Interface dataset entries:
--
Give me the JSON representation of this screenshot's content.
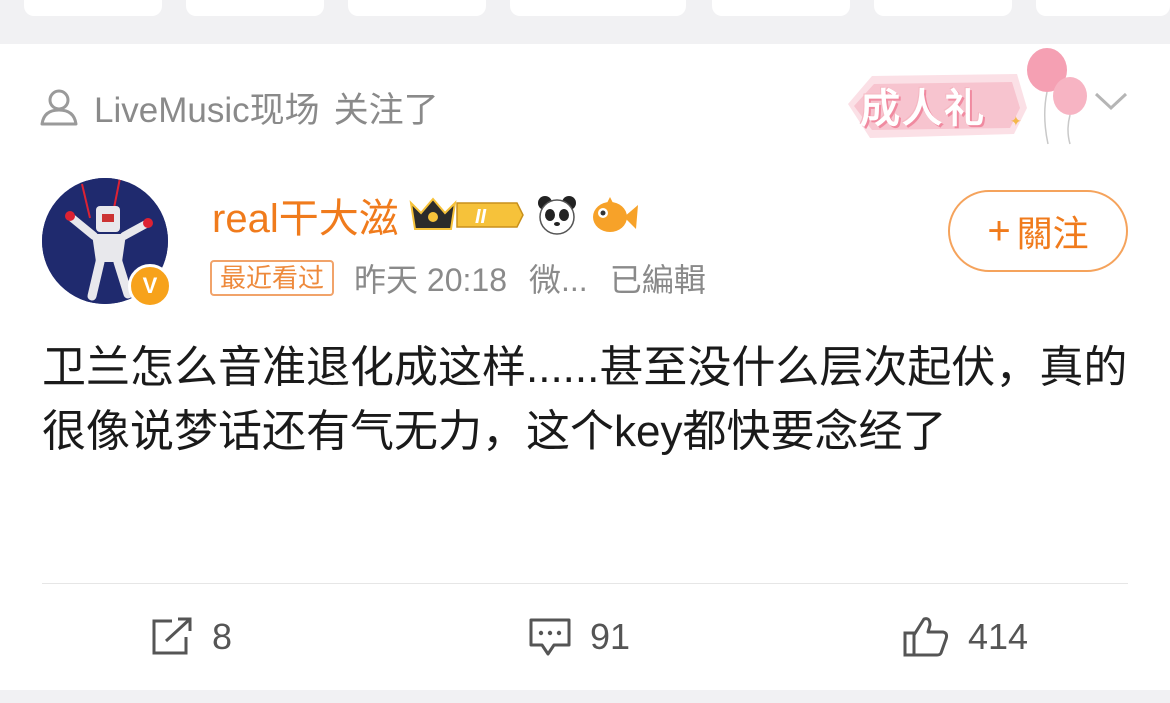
{
  "post": {
    "follow_source": {
      "name": "LiveMusic现场",
      "action": "关注了"
    },
    "event_badge": "成人礼",
    "author": {
      "name": "real干大滋",
      "level": "II",
      "verified_mark": "V"
    },
    "meta": {
      "recent_tag": "最近看过",
      "time": "昨天 20:18",
      "source": "微...",
      "edited": "已編輯"
    },
    "follow_button": {
      "plus": "+",
      "label": "關注"
    },
    "content": "卫兰怎么音准退化成这样......甚至没什么层次起伏，真的很像说梦话还有气无力，这个key都快要念经了",
    "actions": {
      "reposts": "8",
      "comments": "91",
      "likes": "414"
    },
    "icons": [
      "person-outline-icon",
      "chevron-down-icon",
      "crown-icon",
      "panda-icon",
      "fish-icon",
      "repost-icon",
      "comment-icon",
      "thumb-up-icon"
    ],
    "colors": {
      "accent": "#f07b1c",
      "muted": "#8a8a8a",
      "badge_pink": "#f08aa0"
    }
  }
}
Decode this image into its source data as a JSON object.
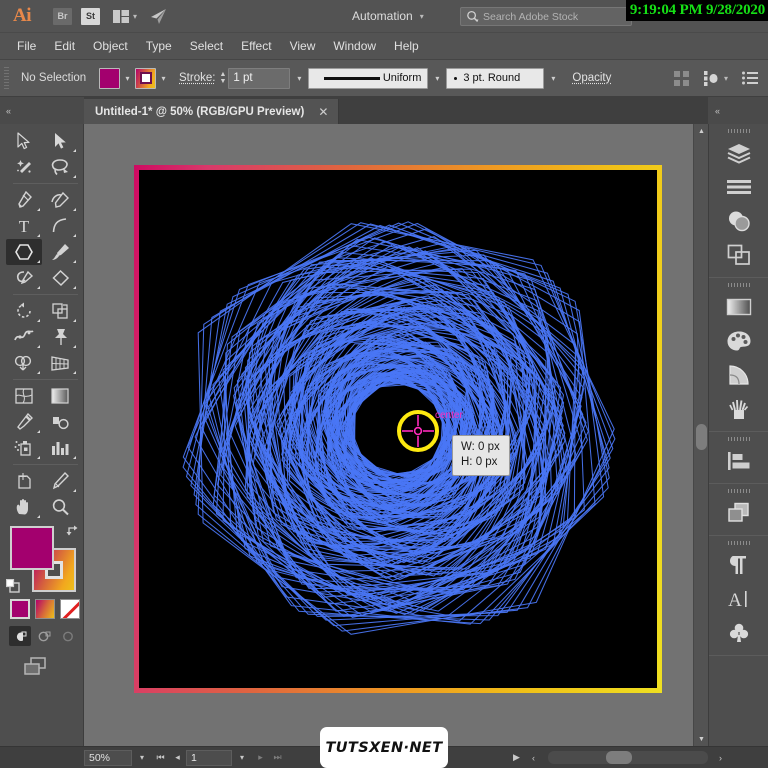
{
  "app": {
    "logo": "Ai",
    "bridge_label": "Br",
    "stock_label": "St",
    "arrange_icon": "arrange-documents-icon",
    "share_icon": "share-icon",
    "workspace": "Automation",
    "workspace_chevron": "chevron-down-icon",
    "search_icon": "search-adobe-stock-icon",
    "search_placeholder": "Search Adobe Stock",
    "search_value": "",
    "clock": "9:19:04 PM 9/28/2020",
    "clock_color": "#16e016"
  },
  "menu": {
    "items": [
      "File",
      "Edit",
      "Object",
      "Type",
      "Select",
      "Effect",
      "View",
      "Window",
      "Help"
    ]
  },
  "control_bar": {
    "selection_status": "No Selection",
    "fill_swatch": {
      "name": "fill-color-swatch",
      "color": "#a3006e"
    },
    "stroke_swatch": {
      "name": "stroke-gradient-swatch",
      "color": "#f2a81e"
    },
    "stroke_label": "Stroke:",
    "stroke_weight": "1 pt",
    "stroke_profile": "Uniform",
    "brush_definition": "3 pt. Round",
    "opacity_label": "Opacity",
    "align_icon": "align-icon",
    "distribute_icon": "distribute-icon",
    "document_setup_icon": "document-setup-icon",
    "chevron": "chevron-down-icon"
  },
  "document": {
    "tab_title": "Untitled-1* @ 50% (RGB/GPU Preview)",
    "close_icon": "close-icon"
  },
  "toolbar": {
    "tools": [
      {
        "name": "selection-tool",
        "icon": "cursor-arrow-outline-icon",
        "has_flyout": false,
        "active": false
      },
      {
        "name": "direct-selection-tool",
        "icon": "cursor-arrow-filled-icon",
        "has_flyout": true,
        "active": false
      },
      {
        "name": "magic-wand-tool",
        "icon": "magic-wand-icon",
        "has_flyout": false,
        "active": false
      },
      {
        "name": "lasso-tool",
        "icon": "lasso-icon",
        "has_flyout": false,
        "active": false
      },
      {
        "name": "pen-tool",
        "icon": "pen-icon",
        "has_flyout": true,
        "active": false
      },
      {
        "name": "curvature-tool",
        "icon": "curvature-pen-icon",
        "has_flyout": true,
        "active": false
      },
      {
        "name": "type-tool",
        "icon": "type-t-icon",
        "has_flyout": true,
        "active": false
      },
      {
        "name": "line-segment-tool",
        "icon": "arc-line-icon",
        "has_flyout": true,
        "active": false
      },
      {
        "name": "shape-tool",
        "icon": "polygon-icon",
        "has_flyout": true,
        "active": true
      },
      {
        "name": "paintbrush-tool",
        "icon": "paintbrush-icon",
        "has_flyout": true,
        "active": false
      },
      {
        "name": "shaper-tool",
        "icon": "shaper-pencil-icon",
        "has_flyout": true,
        "active": false
      },
      {
        "name": "eraser-tool",
        "icon": "eraser-icon",
        "has_flyout": true,
        "active": false
      },
      {
        "name": "rotate-tool",
        "icon": "rotate-icon",
        "has_flyout": true,
        "active": false
      },
      {
        "name": "scale-tool",
        "icon": "scale-icon",
        "has_flyout": true,
        "active": false
      },
      {
        "name": "width-tool",
        "icon": "width-warp-icon",
        "has_flyout": true,
        "active": false
      },
      {
        "name": "free-transform-tool",
        "icon": "pushpin-icon",
        "has_flyout": true,
        "active": false
      },
      {
        "name": "shape-builder-tool",
        "icon": "shape-builder-icon",
        "has_flyout": true,
        "active": false
      },
      {
        "name": "perspective-grid-tool",
        "icon": "perspective-grid-icon",
        "has_flyout": true,
        "active": false
      },
      {
        "name": "mesh-tool",
        "icon": "mesh-icon",
        "has_flyout": false,
        "active": false
      },
      {
        "name": "gradient-tool",
        "icon": "gradient-square-icon",
        "has_flyout": false,
        "active": false
      },
      {
        "name": "eyedropper-tool",
        "icon": "eyedropper-icon",
        "has_flyout": true,
        "active": false
      },
      {
        "name": "blend-tool",
        "icon": "blend-icon",
        "has_flyout": false,
        "active": false
      },
      {
        "name": "symbol-sprayer-tool",
        "icon": "symbol-sprayer-icon",
        "has_flyout": true,
        "active": false
      },
      {
        "name": "column-graph-tool",
        "icon": "bar-graph-icon",
        "has_flyout": true,
        "active": false
      },
      {
        "name": "artboard-tool",
        "icon": "artboard-icon",
        "has_flyout": false,
        "active": false
      },
      {
        "name": "slice-tool",
        "icon": "slice-knife-icon",
        "has_flyout": true,
        "active": false
      },
      {
        "name": "hand-tool",
        "icon": "hand-icon",
        "has_flyout": true,
        "active": false
      },
      {
        "name": "zoom-tool",
        "icon": "magnifier-icon",
        "has_flyout": false,
        "active": false
      }
    ],
    "fill_color": "#a3006e",
    "stroke_gradient": "#f2a81e",
    "swap_icon": "swap-fill-stroke-icon",
    "default_icon": "default-fill-stroke-icon",
    "mini_swatches": [
      {
        "name": "color-mode-button",
        "kind": "solid",
        "selected": true
      },
      {
        "name": "gradient-mode-button",
        "kind": "gradient",
        "selected": false
      },
      {
        "name": "none-mode-button",
        "kind": "none",
        "selected": false
      }
    ],
    "draw_modes": [
      {
        "name": "draw-normal-button",
        "active": true
      },
      {
        "name": "draw-behind-button",
        "active": false
      },
      {
        "name": "draw-inside-button",
        "active": false
      }
    ],
    "screen_mode_icon": "change-screen-mode-icon"
  },
  "canvas": {
    "artwork_name": "blue-spirograph-polygon-artwork",
    "artwork_color": "#4a76f5",
    "artboard_background": "#000000",
    "artboard_border_colors": [
      "#cf0a62",
      "#e0653f",
      "#f0c117",
      "#efe021"
    ],
    "smart_guide_label": "center",
    "smart_guide_color": "#ff2bbd",
    "highlight_ring_color": "#fde910",
    "measure_tooltip": {
      "width": "W: 0 px",
      "height": "H: 0 px"
    }
  },
  "right_dock": {
    "groups": [
      [
        {
          "name": "layers-panel-button",
          "icon": "layers-icon"
        },
        {
          "name": "properties-panel-button",
          "icon": "lines-icon"
        },
        {
          "name": "transparency-panel-button",
          "icon": "transparency-icon"
        },
        {
          "name": "pathfinder-panel-button",
          "icon": "overlap-squares-icon"
        }
      ],
      [
        {
          "name": "gradient-panel-button",
          "icon": "gradient-icon"
        },
        {
          "name": "color-panel-button",
          "icon": "palette-icon"
        },
        {
          "name": "color-guide-panel-button",
          "icon": "color-guide-icon"
        },
        {
          "name": "brushes-panel-button",
          "icon": "brushes-icon"
        }
      ],
      [
        {
          "name": "align-panel-button",
          "icon": "align-left-icon"
        }
      ],
      [
        {
          "name": "appearance-panel-button",
          "icon": "appearance-squares-icon"
        }
      ],
      [
        {
          "name": "paragraph-panel-button",
          "icon": "pilcrow-icon"
        },
        {
          "name": "character-panel-button",
          "icon": "character-a-icon"
        },
        {
          "name": "symbols-panel-button",
          "icon": "clover-symbol-icon"
        }
      ]
    ],
    "collapse_icon": "collapse-panels-icon"
  },
  "status_bar": {
    "zoom_level": "50%",
    "zoom_chevron": "chevron-down-icon",
    "first_artboard_icon": "first-artboard-icon",
    "prev_artboard_icon": "previous-artboard-icon",
    "artboard_number": "1",
    "artboard_chevron": "chevron-down-icon",
    "next_artboard_icon": "next-artboard-icon",
    "last_artboard_icon": "last-artboard-icon",
    "play_icon": "play-icon",
    "scroll_left_icon": "scroll-left-icon",
    "scroll_right_icon": "scroll-right-icon"
  },
  "watermark": {
    "text": "TUTSXEN·NET"
  }
}
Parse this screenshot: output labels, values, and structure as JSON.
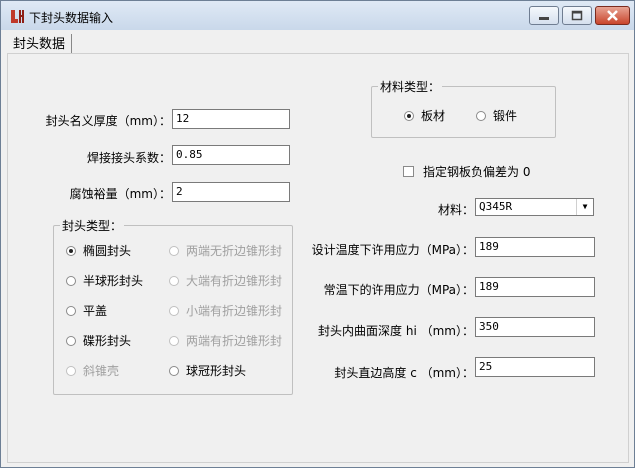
{
  "window": {
    "title": "下封头数据输入"
  },
  "tabs": [
    {
      "label": "封头数据"
    }
  ],
  "fields": {
    "thickness": {
      "label": "封头名义厚度（mm）：",
      "value": "12"
    },
    "weld_coef": {
      "label": "焊接接头系数：",
      "value": "0.85"
    },
    "corrosion": {
      "label": "腐蚀裕量（mm）：",
      "value": "2"
    },
    "design_stress": {
      "label": "设计温度下许用应力（MPa）：",
      "value": "189"
    },
    "room_stress": {
      "label": "常温下的许用应力（MPa）：",
      "value": "189"
    },
    "depth_hi": {
      "label": "封头内曲面深度 hi （mm）：",
      "value": "350"
    },
    "straight_c": {
      "label": "封头直边高度 c （mm）：",
      "value": "25"
    }
  },
  "head_type": {
    "legend": "封头类型：",
    "options": [
      {
        "label": "椭圆封头",
        "checked": true,
        "disabled": false
      },
      {
        "label": "两端无折边锥形封",
        "checked": false,
        "disabled": true
      },
      {
        "label": "半球形封头",
        "checked": false,
        "disabled": false
      },
      {
        "label": "大端有折边锥形封",
        "checked": false,
        "disabled": true
      },
      {
        "label": "平盖",
        "checked": false,
        "disabled": false
      },
      {
        "label": "小端有折边锥形封",
        "checked": false,
        "disabled": true
      },
      {
        "label": "碟形封头",
        "checked": false,
        "disabled": false
      },
      {
        "label": "两端有折边锥形封",
        "checked": false,
        "disabled": true
      },
      {
        "label": "斜锥壳",
        "checked": false,
        "disabled": true
      },
      {
        "label": "球冠形封头",
        "checked": false,
        "disabled": false
      }
    ]
  },
  "material_type": {
    "legend": "材料类型：",
    "options": [
      {
        "label": "板材",
        "checked": true
      },
      {
        "label": "锻件",
        "checked": false
      }
    ]
  },
  "deviation_check": {
    "label": "指定钢板负偏差为 0",
    "checked": false
  },
  "material": {
    "label": "材料：",
    "value": "Q345R"
  }
}
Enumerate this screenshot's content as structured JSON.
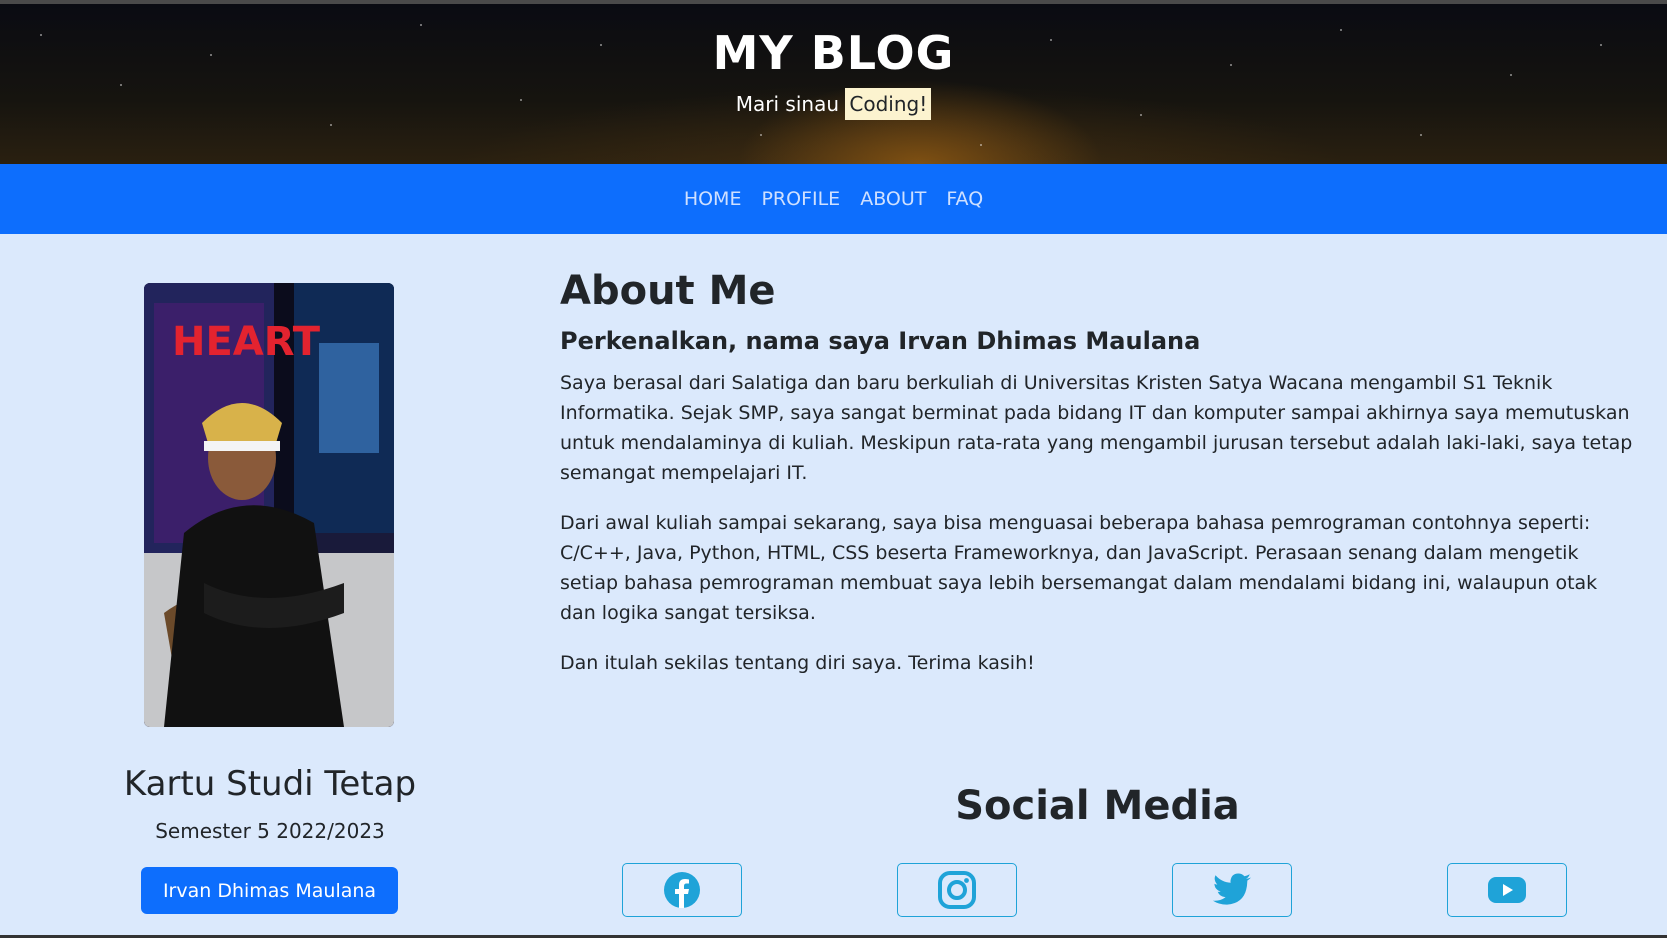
{
  "header": {
    "title": "MY BLOG",
    "tagline_prefix": "Mari sinau",
    "tagline_highlight": "Coding!"
  },
  "nav": {
    "items": [
      "HOME",
      "PROFILE",
      "ABOUT",
      "FAQ"
    ]
  },
  "profile": {
    "card_title": "Kartu Studi Tetap",
    "card_subtitle": "Semester 5 2022/2023",
    "name_button": "Irvan Dhimas Maulana",
    "photo_banner_text": "HEART"
  },
  "about": {
    "heading": "About Me",
    "subheading": "Perkenalkan, nama saya Irvan Dhimas Maulana",
    "paragraphs": [
      "Saya berasal dari Salatiga dan baru berkuliah di Universitas Kristen Satya Wacana mengambil S1 Teknik Informatika. Sejak SMP, saya sangat berminat pada bidang IT dan komputer sampai akhirnya saya memutuskan untuk mendalaminya di kuliah. Meskipun rata-rata yang mengambil jurusan tersebut adalah laki-laki, saya tetap semangat mempelajari IT.",
      "Dari awal kuliah sampai sekarang, saya bisa menguasai beberapa bahasa pemrograman contohnya seperti: C/C++, Java, Python, HTML, CSS beserta Frameworknya, dan JavaScript. Perasaan senang dalam mengetik setiap bahasa pemrograman membuat saya lebih bersemangat dalam mendalami bidang ini, walaupun otak dan logika sangat tersiksa.",
      "Dan itulah sekilas tentang diri saya. Terima kasih!"
    ]
  },
  "social": {
    "heading": "Social Media",
    "icons": [
      "facebook-icon",
      "instagram-icon",
      "twitter-icon",
      "youtube-icon"
    ],
    "icon_color": "#1fa3d8"
  },
  "colors": {
    "nav_bg": "#0d6efd",
    "page_bg": "#dbe9fc",
    "highlight_bg": "#fcf3cf"
  }
}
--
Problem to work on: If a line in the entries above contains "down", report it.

Solution to the problem:
      "chevron-down-icon",
    "workspace_chevron": "chevron-down-icon",
    "chevron": "chevron-down-icon"
    "zoom_chevron": "chevron-down-icon",
    "artboard_chevron": "chevron-down-icon",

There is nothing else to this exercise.